As the business of selling jet fighters keeps on, some countries fair better than others. Recently, France got disappointed by Brazil as the deal to purchase the Rafale came to a halt. Now, the Russians are feeling a bit happy as Indonesia announces they are ready to purchase the Su-35 to replace its fleet of F-5. According to a report in Indonesia’s official newspaper, ANTARA, Defense Minister Purnomo Yusgiantoro discussed the plan to replace the F-5 Tigers in a meeting with Indonesian Military Commander General Moeldoko and Indonesian Air Force Chief of Staff Marshall Ida Bagus Putu Dunia on Tuesday. The report went on to summarize General Moeldoko as saying that possible candidates include Russian Sukhoi Su-35, the American F-15 Eagle and F-16 Fighting Falcon, and the Swedish Fighter SAAB JAS 39 Gripen. He noted that the Indonesian Air Force has already conducted a study on each of the jets.

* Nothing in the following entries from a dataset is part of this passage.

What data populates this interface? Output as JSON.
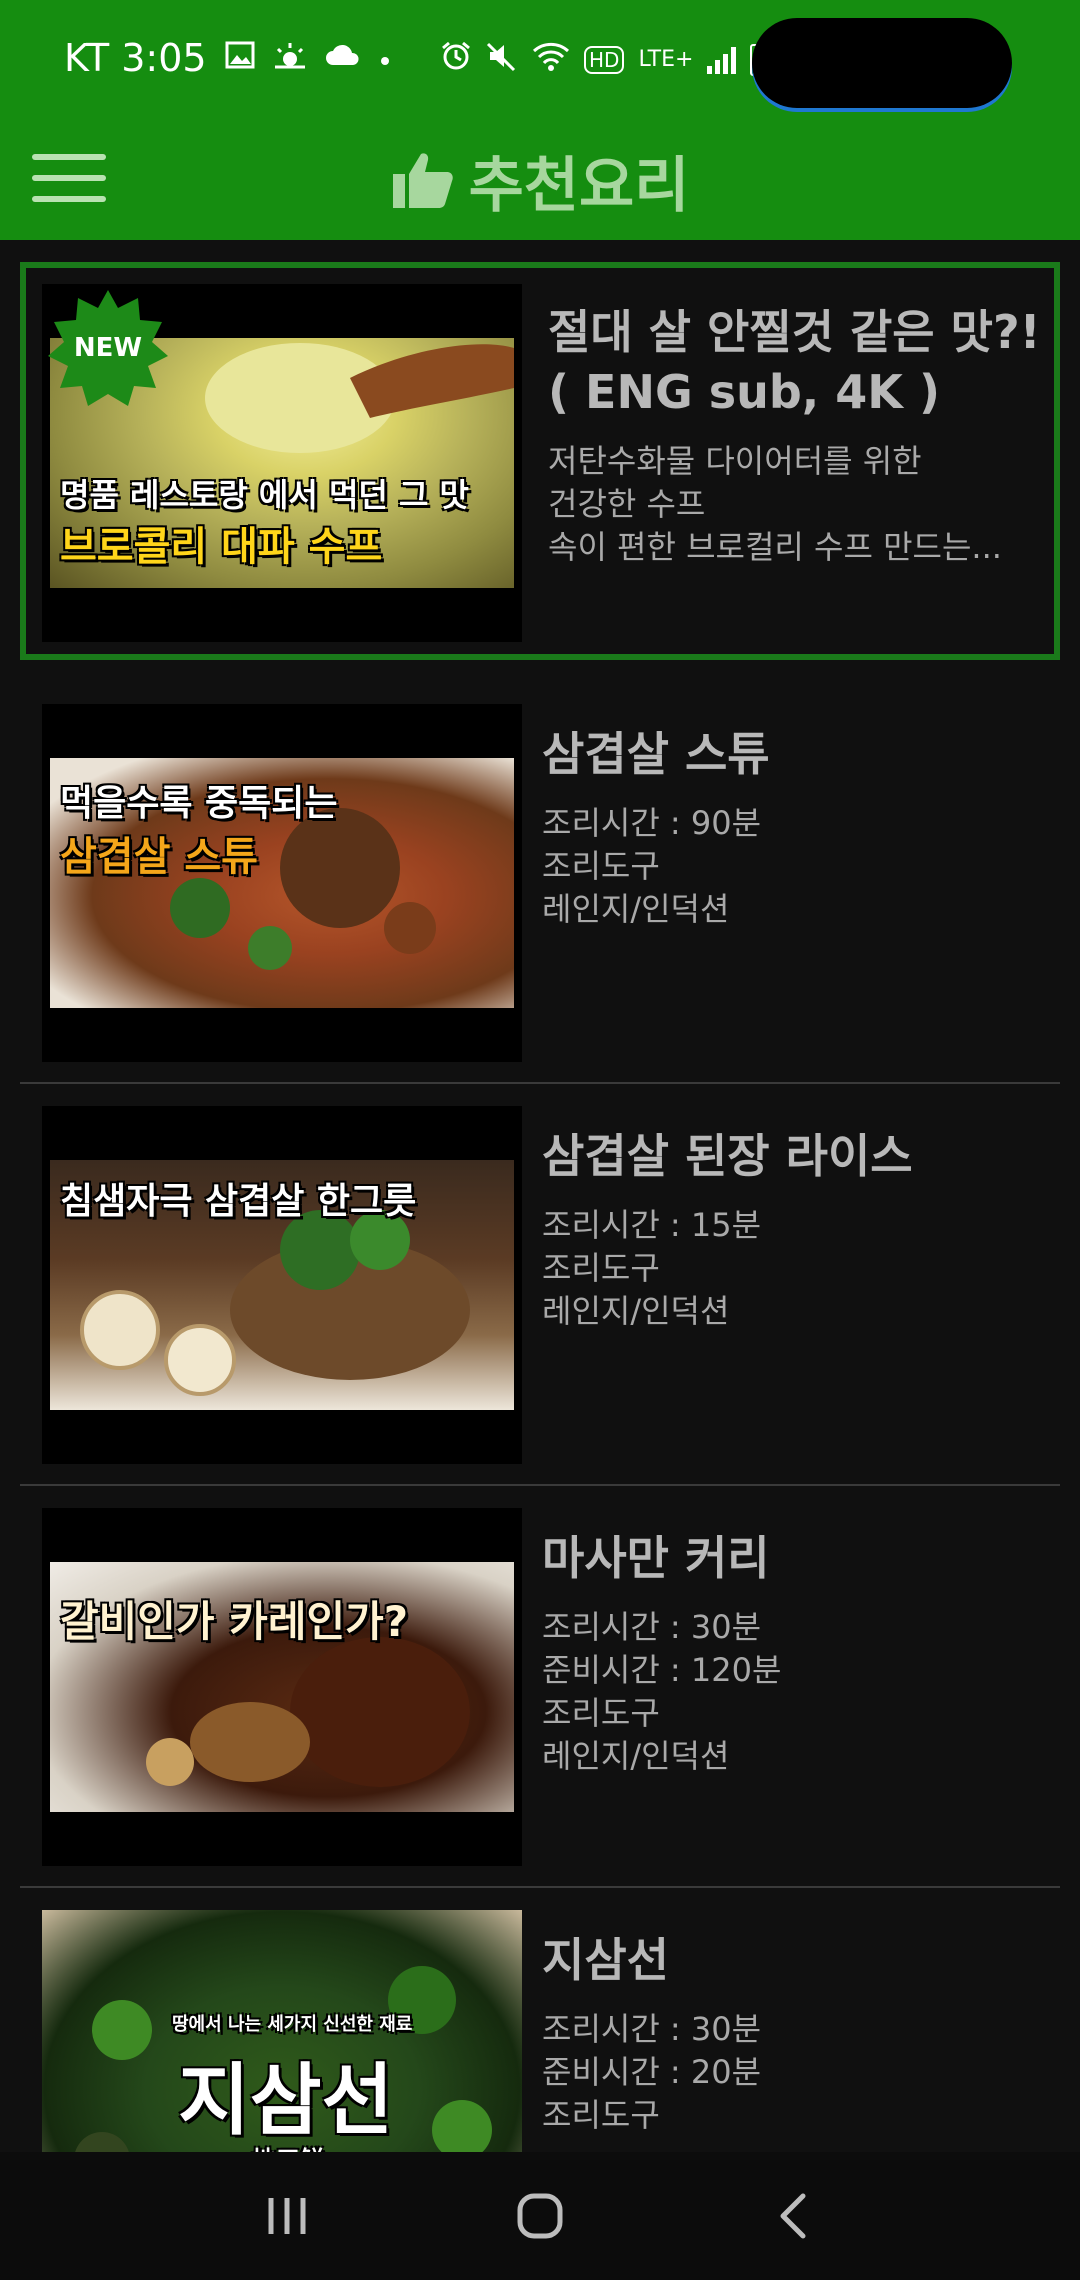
{
  "status_bar": {
    "carrier_time": "KT 3:05",
    "network_label": "LTE+",
    "hd_label": "HD"
  },
  "app_bar": {
    "title": "추천요리",
    "menu_icon": "hamburger-menu-icon",
    "title_icon": "thumbs-up-icon",
    "accent_color": "#158d10"
  },
  "recipes": [
    {
      "title": "절대 살 안찔것 같은 맛?!( ENG sub, 4K )",
      "lines": [
        "저탄수화물 다이어터를 위한",
        "건강한 수프",
        "속이 편한 브로컬리 수프 만드는..."
      ],
      "thumb_caption_top": "명품 레스토랑 에서 먹던 그 맛",
      "thumb_caption_bottom": "브로콜리 대파 수프",
      "badge": "NEW",
      "selected": true
    },
    {
      "title": "삼겹살 스튜",
      "lines": [
        "조리시간 : 90분",
        "조리도구",
        "레인지/인덕션"
      ],
      "thumb_caption_top": "먹을수록 중독되는",
      "thumb_caption_bottom": "삼겹살 스튜"
    },
    {
      "title": "삼겹살 된장 라이스",
      "lines": [
        "조리시간 : 15분",
        "조리도구",
        "레인지/인덕션"
      ],
      "thumb_caption_top": "침샘자극 삼겹살 한그릇",
      "thumb_caption_bottom": ""
    },
    {
      "title": "마사만 커리",
      "lines": [
        "조리시간 : 30분",
        "준비시간 : 120분",
        "조리도구",
        "레인지/인덕션"
      ],
      "thumb_caption_top": "갈비인가 카레인가?",
      "thumb_caption_bottom": ""
    },
    {
      "title": "지삼선",
      "lines": [
        "조리시간 : 30분",
        "준비시간 : 20분",
        "조리도구"
      ],
      "thumb_caption_top": "땅에서 나는 세가지 신선한 재료",
      "thumb_caption_bottom": "지삼선",
      "thumb_caption_sub": "地三鮮"
    }
  ],
  "nav_bar": {
    "recents_icon": "recents-icon",
    "home_icon": "home-icon",
    "back_icon": "back-icon"
  }
}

The report itself, however, singled out the Su-35 multirole fighter specifically. The Russian newspaper RIA Novosti ran a story highlighting Purnomo’s comments. The RIA Novosti report also noted that Indonesia has already purchased five Su-27SKM and 11 Su-30MK2 fighter jets from Russia over the last decade, and is currently considering buying Kilo-class diesel-electric submarines from Moscow. In late 2012, Russia’s Vnesheconombank (VEB) agreed to provide Indonesia with nearly $400 million over the next seven years to purchase Russian aircraft. According to Sukhoi, the maker of the Su-35, the fighter is a “4++ generation aircraft employing technologies of the fifth generation” that make it superior to other 4th generation fighters on the market or under development. The company has been aggressively pushing exports of the Su-35 to a number of countries including China, which has long been in negotiations with Russia over purchasing the fighter jet. Last July the deputy head of Russia’s defense export company, Rosoboronexport, said that Russia and China will sign a deal on the Su-35 sometime this year.


Is this the end of the F-15 fighter jet ? The F-15 is one of the greatest fighter jets ever produce, and it would be a shame to see it go, but recent events have led to think the F-15 may be closer to retirement than ever before. Indeed, crucial structural flaws have been discovered after one of the jets broke apart during a simulated dogfight in November. As a result, the Air Force officials grounded the entire F-15 fleet, nearly 700 planes in all, fearing such a defect. The newest versions of the fighter jets were allowed to resume flying shortly afterward, but 440 of the older model F-15s have remained out of service. The Air Force plans to allow about 260 of the remaining grounded planes to return to duty today. But about 180 more will remain idle because of suspected structural flaws. “Many of them may never fly again,” a senior Air Force officer said. The officer, like others interviewed for this article, spoke on condition of anonymity because results of the investigation are not due to be made public until today. Long the nation’s most sophisticated front-line fighters, the F-15 are gradually being replaced; many are up to 30 years old. The Air Force still relies on F-15s to protect the continental U.S. and to fly combat missions abroad. Newer model F-15Es are used in combat in Iraq and Afghanistan and were the first of the grounded planes to resume flying after the mishap in November.